Yesterday morning, while I was headed into the grocery store, I walked past a display of door mats. One caught my attention, it said, "Welcome. Just dont expect much."
I thought "wow", and I stood there for a moment, child in arms, and stared at it. Boy, did I need that welcome mat, but over the course of gathering my groceries I talked myself out of it.
First of all, it was'nt too inviting, and although meant to be humuros, it could also be taken the wrong way.
But as I shopped though, I couldn't help but thinking about all the expectations that have been bestowed upon me when I walked through the front door of my home, or when I greet someone at that very same door.
Welcome. Just don't expect much.
When my husband walks through the door he expects three things of me:
1. I'll be home.
2. To be greeted at the door.
3. Supper will be on the table.
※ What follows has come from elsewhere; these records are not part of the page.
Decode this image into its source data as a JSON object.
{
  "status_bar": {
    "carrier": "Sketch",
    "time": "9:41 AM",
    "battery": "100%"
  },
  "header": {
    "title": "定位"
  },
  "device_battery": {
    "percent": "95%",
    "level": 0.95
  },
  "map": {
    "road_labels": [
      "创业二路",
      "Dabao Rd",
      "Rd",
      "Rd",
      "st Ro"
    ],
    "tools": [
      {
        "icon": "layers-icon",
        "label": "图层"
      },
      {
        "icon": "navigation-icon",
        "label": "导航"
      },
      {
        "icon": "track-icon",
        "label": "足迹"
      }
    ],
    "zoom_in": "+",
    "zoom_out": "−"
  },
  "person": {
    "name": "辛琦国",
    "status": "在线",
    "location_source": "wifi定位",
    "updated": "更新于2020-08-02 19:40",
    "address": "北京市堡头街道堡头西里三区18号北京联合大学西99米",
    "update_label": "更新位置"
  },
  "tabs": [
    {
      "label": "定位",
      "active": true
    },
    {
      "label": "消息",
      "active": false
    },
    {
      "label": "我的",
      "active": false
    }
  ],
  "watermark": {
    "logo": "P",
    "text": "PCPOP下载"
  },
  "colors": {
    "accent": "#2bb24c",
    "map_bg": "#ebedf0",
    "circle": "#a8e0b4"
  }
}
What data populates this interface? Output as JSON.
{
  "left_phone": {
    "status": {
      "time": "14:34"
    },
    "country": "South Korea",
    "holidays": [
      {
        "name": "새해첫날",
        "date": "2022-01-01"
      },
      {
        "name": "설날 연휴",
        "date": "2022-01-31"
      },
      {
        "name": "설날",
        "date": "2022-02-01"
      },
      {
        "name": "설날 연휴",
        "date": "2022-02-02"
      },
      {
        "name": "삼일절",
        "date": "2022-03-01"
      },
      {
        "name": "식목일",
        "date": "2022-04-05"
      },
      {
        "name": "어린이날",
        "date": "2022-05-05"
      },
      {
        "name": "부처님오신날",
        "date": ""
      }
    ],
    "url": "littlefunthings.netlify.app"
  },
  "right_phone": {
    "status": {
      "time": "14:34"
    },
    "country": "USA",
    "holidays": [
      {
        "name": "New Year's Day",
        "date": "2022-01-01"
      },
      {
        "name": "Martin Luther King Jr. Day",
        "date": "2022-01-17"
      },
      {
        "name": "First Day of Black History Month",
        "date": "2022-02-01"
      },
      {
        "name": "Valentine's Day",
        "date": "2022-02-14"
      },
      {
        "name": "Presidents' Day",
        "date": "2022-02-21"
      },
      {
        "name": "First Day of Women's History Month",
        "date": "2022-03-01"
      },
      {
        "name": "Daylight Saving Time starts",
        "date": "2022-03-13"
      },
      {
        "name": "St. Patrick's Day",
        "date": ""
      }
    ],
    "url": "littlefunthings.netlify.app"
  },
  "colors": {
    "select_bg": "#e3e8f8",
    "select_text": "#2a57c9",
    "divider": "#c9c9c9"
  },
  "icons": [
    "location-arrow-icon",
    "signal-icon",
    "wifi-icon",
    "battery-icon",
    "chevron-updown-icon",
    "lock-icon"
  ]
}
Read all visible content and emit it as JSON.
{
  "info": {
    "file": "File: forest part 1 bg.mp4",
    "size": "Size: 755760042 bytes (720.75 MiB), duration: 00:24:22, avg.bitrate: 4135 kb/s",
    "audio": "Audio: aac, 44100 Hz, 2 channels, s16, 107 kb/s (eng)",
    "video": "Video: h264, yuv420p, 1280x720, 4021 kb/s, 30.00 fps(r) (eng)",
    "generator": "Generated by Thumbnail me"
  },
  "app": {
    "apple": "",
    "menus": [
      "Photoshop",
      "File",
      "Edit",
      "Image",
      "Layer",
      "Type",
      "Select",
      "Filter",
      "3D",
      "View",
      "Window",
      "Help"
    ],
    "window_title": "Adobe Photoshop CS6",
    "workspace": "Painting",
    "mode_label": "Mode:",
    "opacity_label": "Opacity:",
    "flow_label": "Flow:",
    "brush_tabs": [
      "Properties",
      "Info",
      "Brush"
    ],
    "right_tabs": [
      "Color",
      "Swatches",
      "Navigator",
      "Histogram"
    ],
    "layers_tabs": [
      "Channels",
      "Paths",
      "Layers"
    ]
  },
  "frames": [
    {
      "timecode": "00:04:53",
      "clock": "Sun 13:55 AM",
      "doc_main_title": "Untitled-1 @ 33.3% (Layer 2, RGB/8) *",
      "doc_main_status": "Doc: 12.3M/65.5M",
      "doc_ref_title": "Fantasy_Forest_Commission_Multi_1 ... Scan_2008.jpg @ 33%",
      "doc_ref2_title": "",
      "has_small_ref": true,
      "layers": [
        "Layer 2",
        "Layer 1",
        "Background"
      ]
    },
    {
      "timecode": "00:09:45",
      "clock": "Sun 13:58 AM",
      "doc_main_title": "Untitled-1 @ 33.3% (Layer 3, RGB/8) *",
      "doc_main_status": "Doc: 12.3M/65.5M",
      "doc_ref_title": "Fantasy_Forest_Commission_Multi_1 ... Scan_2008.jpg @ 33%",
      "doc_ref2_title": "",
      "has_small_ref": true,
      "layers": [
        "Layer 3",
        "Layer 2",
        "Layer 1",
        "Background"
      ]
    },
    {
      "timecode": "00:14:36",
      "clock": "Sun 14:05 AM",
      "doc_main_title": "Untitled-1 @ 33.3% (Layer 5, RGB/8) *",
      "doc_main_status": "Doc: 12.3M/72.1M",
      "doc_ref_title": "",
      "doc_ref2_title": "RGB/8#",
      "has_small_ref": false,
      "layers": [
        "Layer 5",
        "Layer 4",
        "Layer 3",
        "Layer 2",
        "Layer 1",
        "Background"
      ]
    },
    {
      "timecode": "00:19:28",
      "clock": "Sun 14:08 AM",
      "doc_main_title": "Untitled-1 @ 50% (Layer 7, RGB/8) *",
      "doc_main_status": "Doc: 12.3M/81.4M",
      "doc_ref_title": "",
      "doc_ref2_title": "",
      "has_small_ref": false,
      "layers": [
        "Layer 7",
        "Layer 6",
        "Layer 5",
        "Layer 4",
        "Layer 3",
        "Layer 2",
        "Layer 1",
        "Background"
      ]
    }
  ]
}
But my husband isn't the only one who has expectations of me, so do my children. My oldest child expects me to be at the bus stop on time and see that we get home safely. Then after walking through the front entrance of our home, my oldest child also looks to me as a source of information for tutoring homework assignments, and my other children look at me as a source of getting their next meal, entertaining them, and readng to them during the day. At night, I'm expected to orchastrate the clean up of supper, bath time of children, and tucking-in at bedtime. In addition to household chores and seeing to our home's maintenance.
Those are a lot of expectations to bring through the door. The list above could go on and on, and somedays I feel as if I'd like to shed those expectations, wipe my feet of them, and leave them on the mat while I serve a new purpose - one for myself.
Yet, I have a whole new list of expectations for myself. Just don't expect much. I don't, I expect everything from myself. Sometimes, when keeping up with the household, I, like many others I know, get stuck in a rut of "If I don't do it, it will never get done."
In most cases that maybe true, but more often than not, we would not have to do it alone if we asked, accept help from others, and voiced our need to those offering to help us. It's like stopping to ask for directions when you'd much rather keep driving around and around trying to find the right place to turn--only to become increasingly faustrated later.
Turning our expectations in the right direction is the first step of not letting expectations overwhelm you. Accepting there will always be expectations of yourself - by you and from others, elevates the weight expectations put on our shoulders and pull you down.
We fall when we let someone pull the mat out from under us. We stumble at the sight of another expectation finding it's way to increase the weight of our daily responsibilities. Yet, we strive best when we are able to take those expectations and rationalize them, make lists out of them, and take baby steps to achieve the ones most important to use.
Perhaps the next time someone walks up to my door they'll read a door mat that says "Welome. Expect the unexpected."